The red variety comes from France. The name derives from the Ruby Color of the grapes. Synonyms grouped alphabetically by country are Grande Vidure ( Chile ); Cabernet Gernischt, Cabernet Shelongzhu ( China ); Bouton Blanc, Cabernella, Cabernelle, Cabernet Carmenere, Carbonet, Carbouet, Carménègre, Caremenelle, Carménère, Carmeneyre, Grosse Vidure ( France ); Bordo, Cabernet Grosso, Uva Francesca ( Italy ). It may, despite seemingly suggestive synonyms or morphological Similarities do not match the varieties Cabernet Franc. Cabernet Sauvignon. Gros Cabernet or Merlot be confused.
According to done in 2013 DNA analysis Carmenère is from a probably natural crossroads Mourál x Cabernet Franc emerged. (until then Gros Cabernet adopted as mother strain). This explains the confusion with Cabernet Sauvignon and Merlot, both of which have Cabernet Franc as parent. There were confusions in northern Italy, where in the 1980s and 1990s under the name Cabernet Franc vines were in fact Carmenère. And in Chile, she was mistaken until the 1990s with Merlot. The cultivated in China variety Cabernet Gernischt is identical to Carmenère according to DNA analysis. The variety Carmenère was crossing partner in the new breed Gosen,
The late-ripening, unsustainable vine tends to Verrieseln and is prone to root problems. It produces a dark purple, full-bodied red wine with soft tannins and a variety of blackberry, blackberry aromas pepper. chocolate. tobacco and leather, It was first mentioned in 1783 in the Bergerac area under the name Carmeynere. The variety was especially in the early 18th century Médoc much appreciated and founded together with the Cabernet Franc the glory of the local top Châteaux. Before the phylloxera she was more likely to blend in Bordeaux wines.

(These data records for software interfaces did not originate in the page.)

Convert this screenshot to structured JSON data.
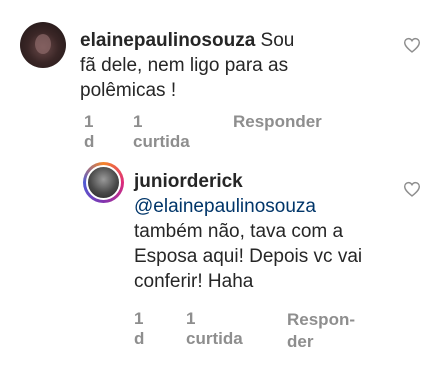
{
  "comments": [
    {
      "username": "elainepaulinosouza",
      "text": " Sou fã dele, nem ligo para as polêmicas !",
      "time": "1 d",
      "likes": "1 curtida",
      "reply_label": "Responder"
    },
    {
      "username": "juniorderick",
      "mention": "@elainepaulinosouza",
      "text": "também não, tava com a Esposa aqui! Depois vc vai conferir! Haha",
      "time": "1 d",
      "likes": "1 curtida",
      "reply_label": "Respon-der"
    }
  ],
  "colors": {
    "meta": "#8e8e8e",
    "mention": "#003569",
    "text": "#262626"
  }
}
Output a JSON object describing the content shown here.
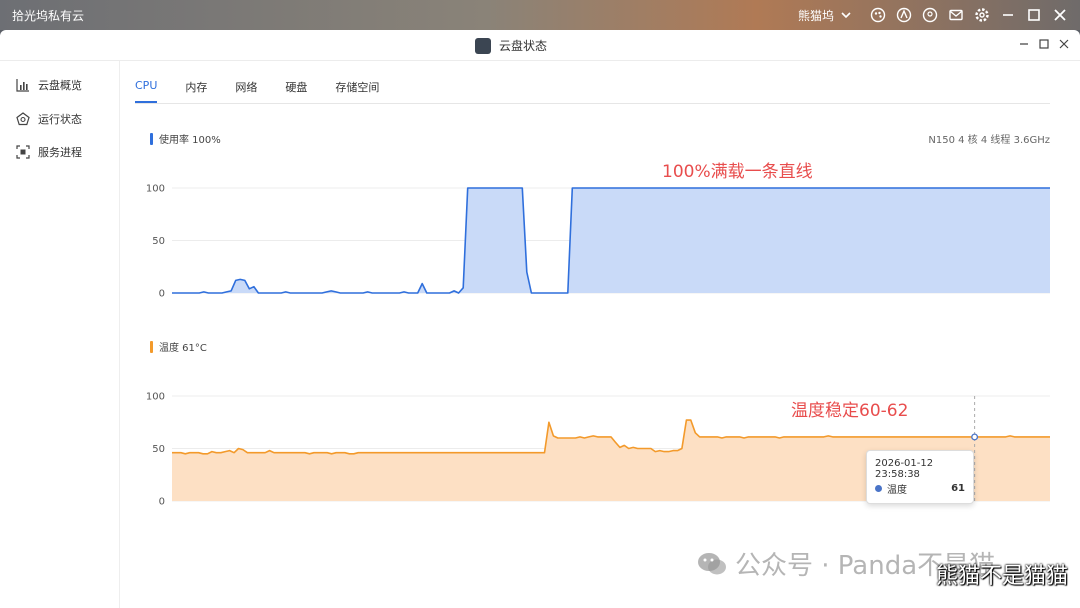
{
  "app": {
    "title": "拾光坞私有云",
    "user": "熊猫坞"
  },
  "window": {
    "title": "云盘状态"
  },
  "sidebar": {
    "items": [
      {
        "label": "云盘概览",
        "icon": "bar-chart-icon"
      },
      {
        "label": "运行状态",
        "icon": "pentagon-icon"
      },
      {
        "label": "服务进程",
        "icon": "process-icon"
      }
    ]
  },
  "tabs": [
    {
      "label": "CPU",
      "active": true
    },
    {
      "label": "内存",
      "active": false
    },
    {
      "label": "网络",
      "active": false
    },
    {
      "label": "硬盘",
      "active": false
    },
    {
      "label": "存储空间",
      "active": false
    }
  ],
  "cpu": {
    "label": "使用率 100%",
    "info": "N150 4 核 4 线程 3.6GHz",
    "color": "#2f6fdc",
    "fill": "#c9daf8"
  },
  "temp": {
    "label": "温度 61°C",
    "color": "#f39a2b",
    "fill": "#fde0c4"
  },
  "annotations": {
    "cpu": "100%满载一条直线",
    "temp": "温度稳定60-62"
  },
  "tooltip": {
    "time": "2026-01-12 23:58:38",
    "series": "温度",
    "value": "61"
  },
  "watermark": {
    "text": "公众号 · Panda不是猫",
    "corner": "熊猫不是猫猫"
  },
  "chart_data": [
    {
      "type": "area",
      "ylim": [
        0,
        100
      ],
      "yticks": [
        "0",
        "50",
        "100"
      ],
      "series": [
        {
          "values": [
            0,
            0,
            0,
            0,
            0,
            0,
            0,
            1,
            0,
            0,
            0,
            0,
            1,
            2,
            12,
            13,
            12,
            4,
            6,
            0,
            0,
            0,
            0,
            0,
            0,
            1,
            0,
            0,
            0,
            0,
            0,
            0,
            0,
            0,
            1,
            2,
            1,
            0,
            0,
            0,
            0,
            0,
            0,
            1,
            0,
            0,
            0,
            0,
            0,
            0,
            0,
            1,
            0,
            0,
            0,
            9,
            0,
            0,
            0,
            0,
            0,
            0,
            2,
            0,
            5,
            100,
            100,
            100,
            100,
            100,
            100,
            100,
            100,
            100,
            100,
            100,
            100,
            100,
            20,
            0,
            0,
            0,
            0,
            0,
            0,
            0,
            0,
            0,
            100,
            100,
            100,
            100,
            100,
            100,
            100,
            100,
            100,
            100,
            100,
            100,
            100,
            100,
            100,
            100,
            100,
            100,
            100,
            100,
            100,
            100,
            100,
            100,
            100,
            100,
            100,
            100,
            100,
            100,
            100,
            100,
            100,
            100,
            100,
            100,
            100,
            100,
            100,
            100,
            100,
            100,
            100,
            100,
            100,
            100,
            100,
            100,
            100,
            100,
            100,
            100,
            100,
            100,
            100,
            100,
            100,
            100,
            100,
            100,
            100,
            100,
            100,
            100,
            100,
            100,
            100,
            100,
            100,
            100,
            100,
            100,
            100,
            100,
            100,
            100,
            100,
            100,
            100,
            100,
            100,
            100,
            100,
            100,
            100,
            100,
            100,
            100,
            100,
            100,
            100,
            100,
            100,
            100,
            100,
            100,
            100,
            100,
            100,
            100,
            100,
            100,
            100,
            100,
            100,
            100
          ]
        }
      ]
    },
    {
      "type": "area",
      "ylim": [
        0,
        100
      ],
      "yticks": [
        "0",
        "50",
        "100"
      ],
      "series": [
        {
          "values": [
            46,
            46,
            46,
            45,
            46,
            46,
            46,
            45,
            45,
            47,
            46,
            46,
            47,
            48,
            46,
            50,
            49,
            46,
            46,
            46,
            46,
            46,
            48,
            46,
            46,
            46,
            46,
            46,
            46,
            46,
            46,
            45,
            46,
            46,
            46,
            46,
            45,
            46,
            46,
            46,
            45,
            45,
            46,
            46,
            46,
            46,
            46,
            46,
            46,
            46,
            46,
            46,
            46,
            46,
            46,
            46,
            46,
            46,
            46,
            46,
            46,
            46,
            46,
            46,
            46,
            46,
            46,
            46,
            46,
            46,
            46,
            46,
            46,
            46,
            46,
            46,
            46,
            46,
            46,
            46,
            46,
            46,
            46,
            46,
            46,
            75,
            62,
            60,
            60,
            60,
            60,
            60,
            61,
            60,
            61,
            62,
            61,
            61,
            61,
            61,
            56,
            51,
            53,
            50,
            51,
            50,
            50,
            50,
            50,
            47,
            48,
            47,
            47,
            48,
            48,
            50,
            77,
            77,
            65,
            61,
            61,
            61,
            61,
            61,
            60,
            61,
            61,
            61,
            61,
            60,
            61,
            61,
            61,
            61,
            61,
            61,
            61,
            60,
            61,
            61,
            61,
            61,
            61,
            61,
            61,
            61,
            61,
            61,
            62,
            61,
            61,
            61,
            61,
            61,
            61,
            61,
            61,
            61,
            61,
            61,
            61,
            61,
            61,
            61,
            61,
            61,
            61,
            61,
            61,
            61,
            61,
            61,
            61,
            61,
            61,
            61,
            61,
            61,
            61,
            61,
            61,
            61,
            61,
            61,
            61,
            61,
            61,
            61,
            61,
            62,
            61,
            61,
            61,
            61,
            61,
            61,
            61,
            61,
            61
          ]
        }
      ],
      "hover_index": 181
    }
  ]
}
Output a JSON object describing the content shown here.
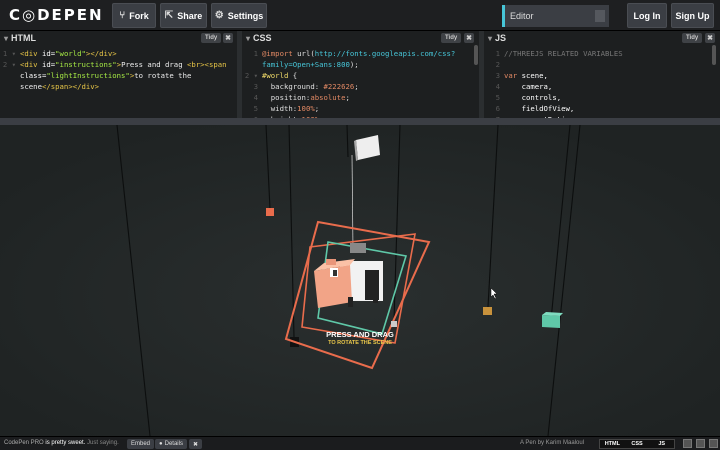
{
  "header": {
    "logo": "C◎DEPEN",
    "fork": "Fork",
    "share": "Share",
    "settings": "Settings",
    "editor": "Editor",
    "login": "Log In",
    "signup": "Sign Up"
  },
  "html_pane": {
    "title": "HTML",
    "tidy": "Tidy",
    "close": "✖",
    "lines": [
      {
        "n": "1",
        "chev": "▾",
        "parts": [
          [
            "c-tag",
            "<div "
          ],
          [
            "c-attr",
            "id="
          ],
          [
            "c-str",
            "\"world\""
          ],
          [
            "c-tag",
            "></div>"
          ]
        ]
      },
      {
        "n": "2",
        "chev": "▾",
        "parts": [
          [
            "c-tag",
            "<div "
          ],
          [
            "c-attr",
            "id="
          ],
          [
            "c-str",
            "\"instructions\""
          ],
          [
            "c-tag",
            ">"
          ],
          [
            "c-txt",
            "Press and drag "
          ],
          [
            "c-tag",
            "<br><span"
          ]
        ]
      },
      {
        "n": "",
        "chev": "",
        "parts": [
          [
            "c-attr",
            "class="
          ],
          [
            "c-str",
            "\"lightInstructions\""
          ],
          [
            "c-tag",
            ">"
          ],
          [
            "c-txt",
            "to rotate the"
          ]
        ]
      },
      {
        "n": "",
        "chev": "",
        "parts": [
          [
            "c-txt",
            "scene"
          ],
          [
            "c-tag",
            "</span></div>"
          ]
        ]
      }
    ]
  },
  "css_pane": {
    "title": "CSS",
    "tidy": "Tidy",
    "close": "✖",
    "lines": [
      {
        "n": "1",
        "chev": "",
        "parts": [
          [
            "c-kw",
            "@import "
          ],
          [
            "c-prop",
            "url("
          ],
          [
            "c-url",
            "http://fonts.googleapis.com/css?"
          ]
        ]
      },
      {
        "n": "",
        "chev": "",
        "parts": [
          [
            "c-url",
            "family=Open+Sans:800"
          ],
          [
            "c-prop",
            ");"
          ]
        ]
      },
      {
        "n": "2",
        "chev": "▾",
        "parts": [
          [
            "c-sel",
            "#world "
          ],
          [
            "c-prop",
            "{"
          ]
        ]
      },
      {
        "n": "3",
        "chev": "",
        "parts": [
          [
            "c-prop",
            "  background: "
          ],
          [
            "c-val",
            "#222626"
          ],
          [
            "c-prop",
            ";"
          ]
        ]
      },
      {
        "n": "4",
        "chev": "",
        "parts": [
          [
            "c-prop",
            "  position:"
          ],
          [
            "c-val",
            "absolute"
          ],
          [
            "c-prop",
            ";"
          ]
        ]
      },
      {
        "n": "5",
        "chev": "",
        "parts": [
          [
            "c-prop",
            "  width:"
          ],
          [
            "c-val",
            "100%"
          ],
          [
            "c-prop",
            ";"
          ]
        ]
      },
      {
        "n": "6",
        "chev": "",
        "parts": [
          [
            "c-prop",
            "  height:"
          ],
          [
            "c-val",
            "100%"
          ],
          [
            "c-prop",
            ";"
          ]
        ]
      }
    ]
  },
  "js_pane": {
    "title": "JS",
    "tidy": "Tidy",
    "close": "✖",
    "lines": [
      {
        "n": "1",
        "chev": "",
        "parts": [
          [
            "c-cm",
            "//THREEJS RELATED VARIABLES"
          ]
        ]
      },
      {
        "n": "2",
        "chev": "",
        "parts": []
      },
      {
        "n": "3",
        "chev": "",
        "parts": [
          [
            "c-kw",
            "var "
          ],
          [
            "c-var",
            "scene,"
          ]
        ]
      },
      {
        "n": "4",
        "chev": "",
        "parts": [
          [
            "c-var",
            "    camera,"
          ]
        ]
      },
      {
        "n": "5",
        "chev": "",
        "parts": [
          [
            "c-var",
            "    controls,"
          ]
        ]
      },
      {
        "n": "6",
        "chev": "",
        "parts": [
          [
            "c-var",
            "    fieldOfView,"
          ]
        ]
      },
      {
        "n": "7",
        "chev": "",
        "parts": [
          [
            "c-var",
            "    aspectRatio,"
          ]
        ]
      }
    ]
  },
  "scene": {
    "instruction_main": "PRESS AND DRAG",
    "instruction_sub": "TO ROTATE THE SCENE"
  },
  "footer": {
    "pro_text_a": "CodePen PRO",
    "pro_text_b": " is pretty sweet.",
    "pro_text_c": " Just saying.",
    "embed": "Embed",
    "details": "Details",
    "close": "✖",
    "credit": "A Pen by Karim Maaloul",
    "view_html": "HTML",
    "view_css": "CSS",
    "view_js": "JS"
  },
  "colors": {
    "accent": "#47c6d8",
    "orange": "#e96c4c",
    "teal": "#5fc8a8"
  }
}
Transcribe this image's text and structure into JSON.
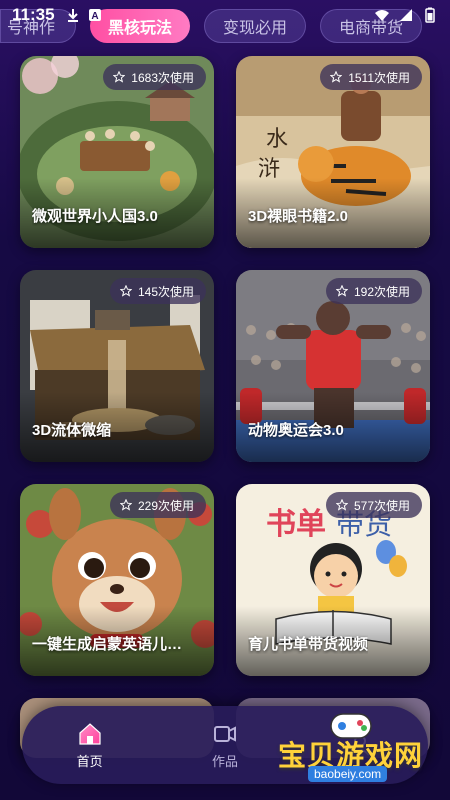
{
  "status": {
    "time": "11:35"
  },
  "tabs": [
    {
      "label": "号神作",
      "active": false
    },
    {
      "label": "黑核玩法",
      "active": true
    },
    {
      "label": "变现必用",
      "active": false
    },
    {
      "label": "电商带货",
      "active": false
    }
  ],
  "cards": [
    {
      "title": "微观世界小人国3.0",
      "uses": "1683次使用",
      "theme": "miniature-world"
    },
    {
      "title": "3D裸眼书籍2.0",
      "uses": "1511次使用",
      "theme": "tiger-book"
    },
    {
      "title": "3D流体微缩",
      "uses": "145次使用",
      "theme": "fluid-mini"
    },
    {
      "title": "动物奥运会3.0",
      "uses": "192次使用",
      "theme": "weightlifter"
    },
    {
      "title": "一键生成启蒙英语儿…",
      "uses": "229次使用",
      "theme": "squirrel"
    },
    {
      "title": "育儿书单带货视频",
      "uses": "577次使用",
      "theme": "book-kid"
    }
  ],
  "nav": {
    "home": "首页",
    "works": "作品"
  },
  "watermark": {
    "text": "宝贝游戏网",
    "url": "baobeiy.com"
  },
  "colors": {
    "accent": "#ff4fa3",
    "badge_bg": "#3c325a",
    "bg_top": "#2a0f63",
    "bg_bottom": "#120838"
  }
}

Due to the uncertain yields other varieties were given preference, so that they were almost extinct in France. But she learned in the Médoc through a reactivation program a certain revival and occupy 29 acres. More stocks in Europe are only available in Croatia (19 ha) and in larger quantities in Italy, Here is especially in the northeast in the three regions Friuli-Venezia Giulia. Lombardy and Veneto approved in some DOC areas and occupies a total of 1,074 hectares of vineyards.
Overseas, the species is particularly in Chile popular, where it was introduced in the mid-19th century. She was often grown together with Merlot and therefore confused in the episode. The fact that many of the alleged Merlot vines are Carmenère dates back to 1994 by the French ampelographer Jean-Michel Boursiquot (* 1958) and proved by 1997 carried out DNA analysis. The variety was officially recognized or approved in Chile only in 1998. The Chilean acreage amounts to a total of 8,827 hectares.
There are more stocks overseas in Argentina (56 ha), Australia. Brazil (7 ha), China under Cabernet Gernischt (1.353 ha), California (22 ha) and Canada (2 ha). Carmenère took under her various names in 2010, a total of 11,360 hectares of vineyards. Compared to the year 1990 with then 5,711 hectares, there was thus a doubling. It occupies it in the worldwide varieties ranking the rank 63.
Source: Wine Grapes / J. Robinson, J. Harding, J. Vouillamoz / Penguin Books Ltd. 2012
Pictures: Ursula Bruehl, Doris Schneider, Julius Kühn Institute (JKI)